“We support our local farmers, with our cocktails highlighting produce from those farms, and we use every part of everything brought in,” Freidus adds. “We focus on sourcing, re-purposing, recycling, and creating closed-loop, zero waste cocktails that are delicious representations of the local agriculture.” 

Seth Freidus’ Recipes

Blood Orange¹

(Photo by Elissa Garza)

1 ounce Singani 63; 

½ ounce Citadelle gin; 

2 dashes ground Sichuan five spice; 

½ ounce fresh strained lime juice; 

3 ounces Sanpellegrino Aranciata Rossa blood orange soda.


In an ice-filled cocktail shaker, combine Singani 63, gin, five spice, and lime juice. Shake and strain into an ice-filled Highball glass. Top with soda and stir gently.

¹This recipe has been adjusted with appropriate substitutions for home replication.


(Photo by Elissa Garza)

1½ ounces Flor de Caña 12-year-old rum;

2½ ounces Thai coconut milk and curried carrot syrup mixture²;

Curried carrot pulp cracker³.


In an ice-filled mixing glass, combine rum and carrot mixture. Stir and strain into a coconut bowl or rocks glass over a large ice cube. Garnish with a carrot cracker. 
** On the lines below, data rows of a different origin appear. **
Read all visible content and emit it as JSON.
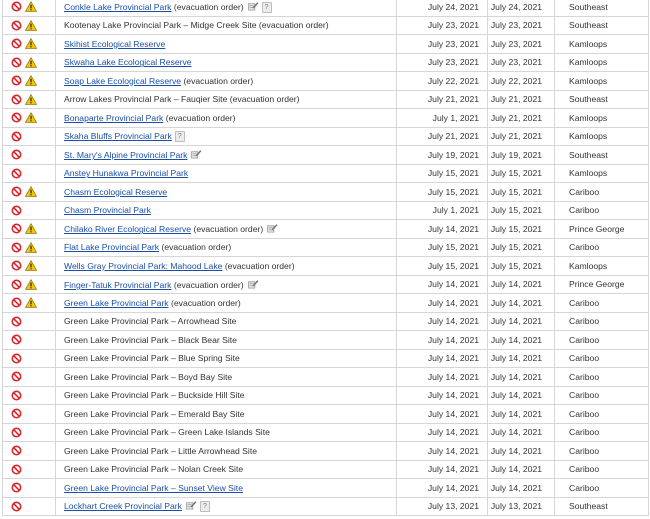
{
  "rows": [
    {
      "name": "Conkle Lake Provincial Park",
      "link": true,
      "note": "(evacuation order)",
      "ban": true,
      "warn": true,
      "pencil": true,
      "info": true,
      "date1": "July 24, 2021",
      "date2": "July 24, 2021",
      "region": "Southeast"
    },
    {
      "name": "Kootenay Lake Provincial Park – Midge Creek Site",
      "link": false,
      "note": "(evacuation order)",
      "ban": true,
      "warn": true,
      "pencil": false,
      "info": false,
      "date1": "July 23, 2021",
      "date2": "July 23, 2021",
      "region": "Southeast"
    },
    {
      "name": "Skihist Ecological Reserve",
      "link": true,
      "note": "",
      "ban": true,
      "warn": true,
      "pencil": false,
      "info": false,
      "date1": "July 23, 2021",
      "date2": "July 23, 2021",
      "region": "Kamloops"
    },
    {
      "name": "Skwaha Lake Ecological Reserve",
      "link": true,
      "note": "",
      "ban": true,
      "warn": true,
      "pencil": false,
      "info": false,
      "date1": "July 23, 2021",
      "date2": "July 23, 2021",
      "region": "Kamloops"
    },
    {
      "name": "Soap Lake Ecological Reserve",
      "link": true,
      "note": "(evacuation order)",
      "ban": true,
      "warn": true,
      "pencil": false,
      "info": false,
      "date1": "July 22, 2021",
      "date2": "July 22, 2021",
      "region": "Kamloops"
    },
    {
      "name": "Arrow Lakes Provincial Park – Fauqier Site",
      "link": false,
      "note": "(evacuation order)",
      "ban": true,
      "warn": true,
      "pencil": false,
      "info": false,
      "date1": "July 21, 2021",
      "date2": "July 21, 2021",
      "region": "Southeast"
    },
    {
      "name": "Bonaparte Provincial Park",
      "link": true,
      "note": "(evacuation order)",
      "ban": true,
      "warn": true,
      "pencil": false,
      "info": false,
      "date1": "July 1, 2021",
      "date2": "July 21, 2021",
      "region": "Kamloops"
    },
    {
      "name": "Skaha Bluffs Provincial Park",
      "link": true,
      "note": "",
      "ban": true,
      "warn": false,
      "pencil": false,
      "info": true,
      "date1": "July 21, 2021",
      "date2": "July 21, 2021",
      "region": "Kamloops"
    },
    {
      "name": "St. Mary's Alpine Provincial Park",
      "link": true,
      "note": "",
      "ban": true,
      "warn": false,
      "pencil": true,
      "info": false,
      "date1": "July 19, 2021",
      "date2": "July 19, 2021",
      "region": "Southeast"
    },
    {
      "name": "Anstey Hunakwa Provincial Park",
      "link": true,
      "note": "",
      "ban": true,
      "warn": false,
      "pencil": false,
      "info": false,
      "date1": "July 15, 2021",
      "date2": "July 15, 2021",
      "region": "Kamloops"
    },
    {
      "name": "Chasm Ecological Reserve",
      "link": true,
      "note": "",
      "ban": true,
      "warn": true,
      "pencil": false,
      "info": false,
      "date1": "July 15, 2021",
      "date2": "July 15, 2021",
      "region": "Cariboo"
    },
    {
      "name": "Chasm Provincial Park",
      "link": true,
      "note": "",
      "ban": true,
      "warn": false,
      "pencil": false,
      "info": false,
      "date1": "July 1, 2021",
      "date2": "July 15, 2021",
      "region": "Cariboo"
    },
    {
      "name": "Chilako River Ecological Reserve",
      "link": true,
      "note": "(evacuation order)",
      "ban": true,
      "warn": true,
      "pencil": true,
      "info": false,
      "date1": "July 14, 2021",
      "date2": "July 15, 2021",
      "region": "Prince George"
    },
    {
      "name": "Flat Lake Provincial Park",
      "link": true,
      "note": "(evacuation order)",
      "ban": true,
      "warn": true,
      "pencil": false,
      "info": false,
      "date1": "July 15, 2021",
      "date2": "July 15, 2021",
      "region": "Cariboo"
    },
    {
      "name": "Wells Gray Provincial Park: Mahood Lake",
      "link": true,
      "note": "(evacuation order)",
      "ban": true,
      "warn": true,
      "pencil": false,
      "info": false,
      "date1": "July 15, 2021",
      "date2": "July 15, 2021",
      "region": "Kamloops"
    },
    {
      "name": "Finger-Tatuk Provincial Park",
      "link": true,
      "note": "(evacuation order)",
      "ban": true,
      "warn": true,
      "pencil": true,
      "info": false,
      "date1": "July 14, 2021",
      "date2": "July 14, 2021",
      "region": "Prince George"
    },
    {
      "name": "Green Lake Provincial Park",
      "link": true,
      "note": "(evacuation order)",
      "ban": true,
      "warn": true,
      "pencil": false,
      "info": false,
      "date1": "July 14, 2021",
      "date2": "July 14, 2021",
      "region": "Cariboo"
    },
    {
      "name": "Green Lake Provincial Park – Arrowhead Site",
      "link": false,
      "note": "",
      "ban": true,
      "warn": false,
      "pencil": false,
      "info": false,
      "date1": "July 14, 2021",
      "date2": "July 14, 2021",
      "region": "Cariboo"
    },
    {
      "name": "Green Lake Provincial Park – Black Bear Site",
      "link": false,
      "note": "",
      "ban": true,
      "warn": false,
      "pencil": false,
      "info": false,
      "date1": "July 14, 2021",
      "date2": "July 14, 2021",
      "region": "Cariboo"
    },
    {
      "name": "Green Lake Provincial Park – Blue Spring Site",
      "link": false,
      "note": "",
      "ban": true,
      "warn": false,
      "pencil": false,
      "info": false,
      "date1": "July 14, 2021",
      "date2": "July 14, 2021",
      "region": "Cariboo"
    },
    {
      "name": "Green Lake Provincial Park – Boyd Bay Site",
      "link": false,
      "note": "",
      "ban": true,
      "warn": false,
      "pencil": false,
      "info": false,
      "date1": "July 14, 2021",
      "date2": "July 14, 2021",
      "region": "Cariboo"
    },
    {
      "name": "Green Lake Provincial Park – Buckside Hill Site",
      "link": false,
      "note": "",
      "ban": true,
      "warn": false,
      "pencil": false,
      "info": false,
      "date1": "July 14, 2021",
      "date2": "July 14, 2021",
      "region": "Cariboo"
    },
    {
      "name": "Green Lake Provincial Park – Emerald Bay Site",
      "link": false,
      "note": "",
      "ban": true,
      "warn": false,
      "pencil": false,
      "info": false,
      "date1": "July 14, 2021",
      "date2": "July 14, 2021",
      "region": "Cariboo"
    },
    {
      "name": "Green Lake Provincial Park – Green Lake Islands Site",
      "link": false,
      "note": "",
      "ban": true,
      "warn": false,
      "pencil": false,
      "info": false,
      "date1": "July 14, 2021",
      "date2": "July 14, 2021",
      "region": "Cariboo"
    },
    {
      "name": "Green Lake Provincial Park – Little Arrowhead Site",
      "link": false,
      "note": "",
      "ban": true,
      "warn": false,
      "pencil": false,
      "info": false,
      "date1": "July 14, 2021",
      "date2": "July 14, 2021",
      "region": "Cariboo"
    },
    {
      "name": "Green Lake Provincial Park – Nolan Creek Site",
      "link": false,
      "note": "",
      "ban": true,
      "warn": false,
      "pencil": false,
      "info": false,
      "date1": "July 14, 2021",
      "date2": "July 14, 2021",
      "region": "Cariboo"
    },
    {
      "name": "Green Lake Provincial Park – Sunset View Site",
      "link": true,
      "note": "",
      "ban": true,
      "warn": false,
      "pencil": false,
      "info": false,
      "date1": "July 14, 2021",
      "date2": "July 14, 2021",
      "region": "Cariboo"
    },
    {
      "name": "Lockhart Creek Provincial Park",
      "link": true,
      "note": "",
      "ban": true,
      "warn": false,
      "pencil": true,
      "info": true,
      "date1": "July 13, 2021",
      "date2": "July 13, 2021",
      "region": "Southeast"
    }
  ],
  "icons": {
    "closure": "no-entry-icon",
    "warning": "warning-icon",
    "note": "pencil-note-icon",
    "info": "info-icon",
    "closure_color": "#d8262c",
    "warning_color": "#f4c400",
    "link_color": "#1a4fa8"
  },
  "info_glyph": "?"
}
²First, make the Thai coconut milk. In a large pot over medium heat add 500 grams coconut cream. Smash 75 grams lemongrass and 10 grams Thai chilis, then add to the pot. Add 5 grams Makrut lime leaves and 5 grams Thai basil leaves. Simmer on medium for 20 minutes, then remove from heat and pour mixture into a sealable container and let sit overnight in the fridge, then strain through a chinois. Next make the curried carrot syrup: Slice 125 grams carrots lengthwise, removing the tops first. Place on a baking sheet and lightly season with curry powder and salt to taste. Roast in a preheated 425-degree oven for 30 minutes or until fork tender, then char in the broiler. Blend carrots with 125 grams sugar, 125 grams water, and 5 grams red curry paste. Strain through a chinois and reserve pulp for cracker. Finally, thoroughly mix 500 grams carrot syrup with 250 grams fresh lime juice, then add 500 grams coconut milk, give a quick gentle stir, and let sit for 20 minutes. Strain through a coffee filter. 

³Drain 1½ cups leftover curried carrot pulp from the carrot syrup recipe. Mix with 2 eggs and 2 cups all-purpose flour, and gradually add one more cup flour to the dough while mixing. Spread dough on a cutting board and roll out as thin as possible. Cut into small rectangles and place on a baking sheet that’s been covered in olive oil. Bake in a preheated 350-degree oven for 30 minutes. Allow to cool before serving.